Joumana Haddad is a poet, a translator, a newspaper editor, a mother, and a speaker of seven languages. She’s also known to be one of the most “unpopular” women in the Middle East.
In 2008, Joumana launched a quarterly magazine about, well, mostly the female body titled Jasad (meaning “body “in Arabic). In Jasad, Arab women and men are able to read reportage about polygamy, virginity, forced marriage, sex, personal testimonies, and even erotic stories. This caused uproar. Joumana has been threatened to have acid thrown at her, people have threatened her family, her posters at book fairs are commonly torn down immediately, her website is hacked over and over again: all for the self-expression she has given to so many who did not have it before.
Shortly after the launch of Jasad, Joumana kept finding herself asked the same questions by western journalists. Questions routed from shock that women like her (liberated, free-thinking, Arab) even existed in the Middle East. This sparked a new kind of rage in Joumana which led her to write her most recent book, “I Killed Scheherazade,” which she wrote primarily in English claiming that her books choose their language on their own as she is writing. In her novel, she speaks of the myopic western view of Middle Eastern women and what harm it causes to not only Middle Eastern women, but Westerners who are quick to judge such a diverse culture. Perhaps the book she is most known for abroad is “Superman is an Arab,” which is a protest novel against the patriarchal system in the Middle East.
“I’m able to make my own decisions and take my own responsibilities. In a patriarchal society, composed of men but also of women, the system is unfair to women. But this conditioning is counterproductive and we should manage to raise human beings without these labels which do not define us.”
Equality is incredibly important to Joumana, but so is femininity and its powers which is apparent in her writing. She continues to challenge the way both Arab men and women think about an array of topics and will continue to do so despite the challenges she has and will continue to face along the way.

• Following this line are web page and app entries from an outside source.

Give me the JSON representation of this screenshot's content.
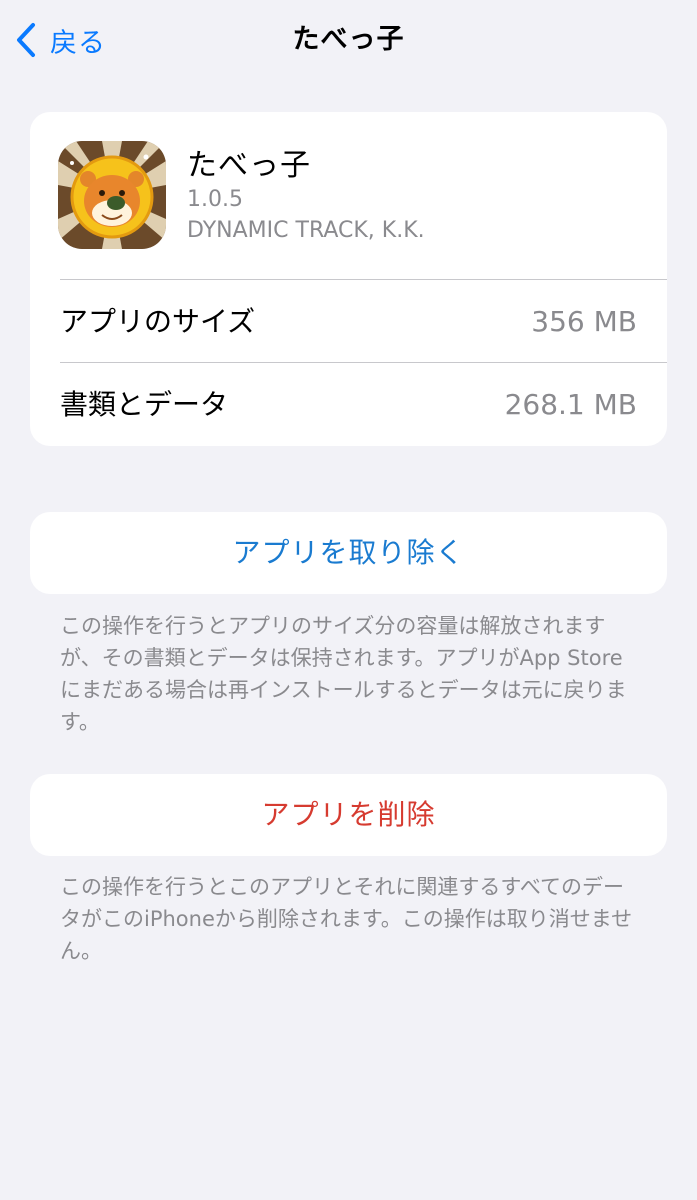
{
  "nav": {
    "back_label": "戻る",
    "title": "たべっ子"
  },
  "app": {
    "name": "たべっ子",
    "version": "1.0.5",
    "developer": "DYNAMIC TRACK, K.K.",
    "icon": "lion-app-icon"
  },
  "storage": {
    "rows": [
      {
        "label": "アプリのサイズ",
        "value": "356 MB"
      },
      {
        "label": "書類とデータ",
        "value": "268.1 MB"
      }
    ]
  },
  "offload": {
    "label": "アプリを取り除く",
    "footnote": "この操作を行うとアプリのサイズ分の容量は解放されますが、その書類とデータは保持されます。アプリがApp Storeにまだある場合は再インストールするとデータは元に戻ります。"
  },
  "delete": {
    "label": "アプリを削除",
    "footnote": "この操作を行うとこのアプリとそれに関連するすべてのデータがこのiPhoneから削除されます。この操作は取り消せません。"
  },
  "colors": {
    "accent": "#0a7aff",
    "offload": "#1a7bd0",
    "destructive": "#d63b30",
    "background": "#f2f2f7",
    "secondary_text": "#8a8a8e"
  }
}
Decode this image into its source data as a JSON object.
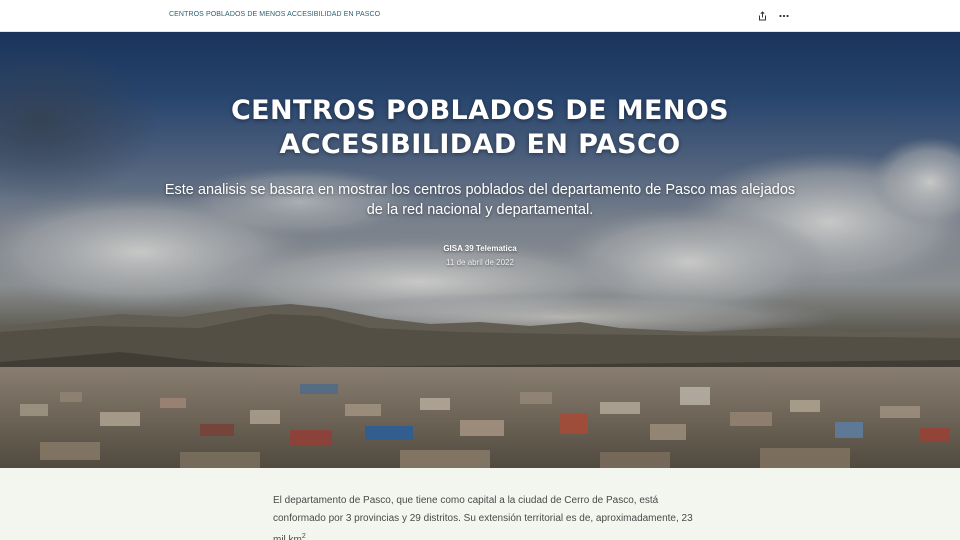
{
  "topbar": {
    "title": "CENTROS POBLADOS DE MENOS ACCESIBILIDAD EN PASCO",
    "icons": [
      "share-icon",
      "more-icon"
    ]
  },
  "hero": {
    "title": "CENTROS POBLADOS DE MENOS ACCESIBILIDAD EN PASCO",
    "subtitle": "Este analisis se basara en mostrar los centros poblados del departamento de Pasco mas alejados de la red nacional y departamental.",
    "author": "GISA 39 Telematica",
    "date": "11 de abril de 2022"
  },
  "content": {
    "paragraph_main": "El departamento de Pasco, que tiene como capital a la ciudad de Cerro de Pasco, está conformado por 3 provincias y 29 distritos. Su extensión territorial es de, aproximadamente, 23 mil km",
    "paragraph_sup": "2"
  },
  "colors": {
    "topbar_title": "#2d6070",
    "page_background": "#f3f5ef",
    "body_text": "#4a4a4a"
  }
}
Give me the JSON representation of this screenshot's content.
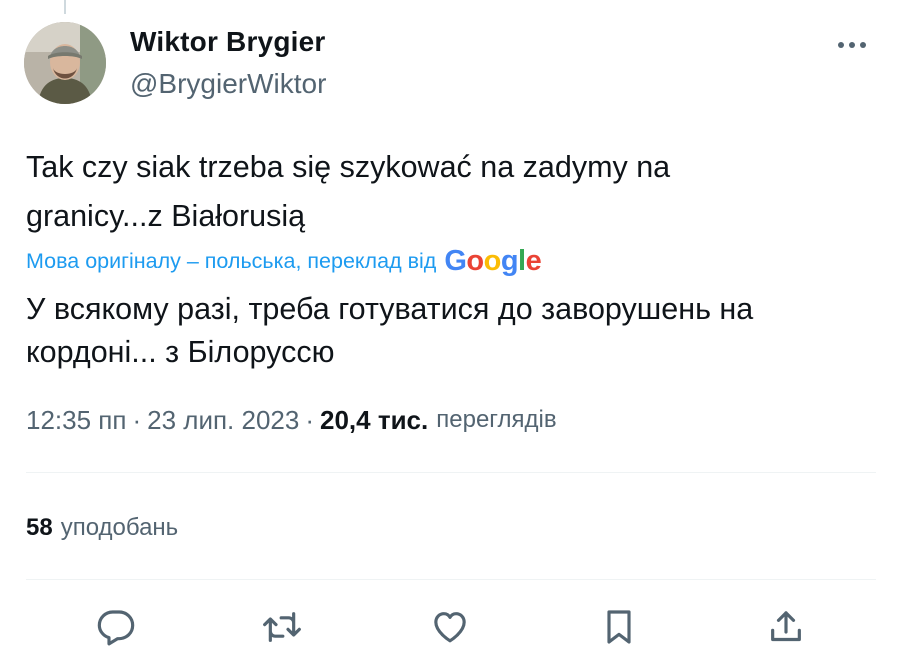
{
  "author": {
    "name": "Wiktor Brygier",
    "handle": "@BrygierWiktor"
  },
  "tweet": {
    "text": "Tak czy siak trzeba się szykować na zadymy na\ngranicy...z Białorusią",
    "translation_note": "Мова оригіналу – польська, переклад від",
    "translation_provider": [
      "G",
      "o",
      "o",
      "g",
      "l",
      "e"
    ],
    "translated_text": "У всякому разі, треба готуватися до заворушень на\nкордоні... з Білоруссю"
  },
  "meta": {
    "time": "12:35 пп",
    "separator": "·",
    "date": "23 лип. 2023",
    "views_count": "20,4 тис.",
    "views_label": "переглядів"
  },
  "stats": {
    "likes_count": "58",
    "likes_label": "уподобань"
  },
  "actions": {
    "icons": [
      "reply-icon",
      "retweet-icon",
      "like-icon",
      "bookmark-icon",
      "share-icon"
    ]
  },
  "colors": {
    "text_primary": "#0f1419",
    "text_secondary": "#536471",
    "link_blue": "#1d9bf0",
    "divider": "#eff3f4",
    "google_blue": "#4285F4",
    "google_red": "#EA4335",
    "google_yellow": "#FBBC05",
    "google_green": "#34A853"
  }
}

Thank you for shedding light to what is still a taboo topic in many cultures, we are proud to call you our Feminist of the Month.
I Am a Woman
Written by: Joumana Haddad
No one can guess
what I say when I am silent,
who I see when I close my eyes,
how I am carried away when I am carried away,
what I search for when I reach out my hands.
Nobody, nobody knows
when I am hungry, when I take a journey,
when I walk and when I am lost.
And nobody knows
that my going is a return
and my return is an abstention,
that my weakness is a mask
and my strength is a mask,
and that what is coming is a tempest.
They think they know
so I let them,
and I happen.
They put me in a cage so that
my freedom may be a gift from them,
and I’d have to thank them and obey.
But I am free before them, after them,
with them, without them.
I am free in my oppression, in my defeat
and my prison is what I want.
The key to the prison may be their tongue.
But their tongue is twisted around my desire’s fingers,
and my desire they can never command.
I am a woman.
They think they own my freedom.
So I let them,
and I happen.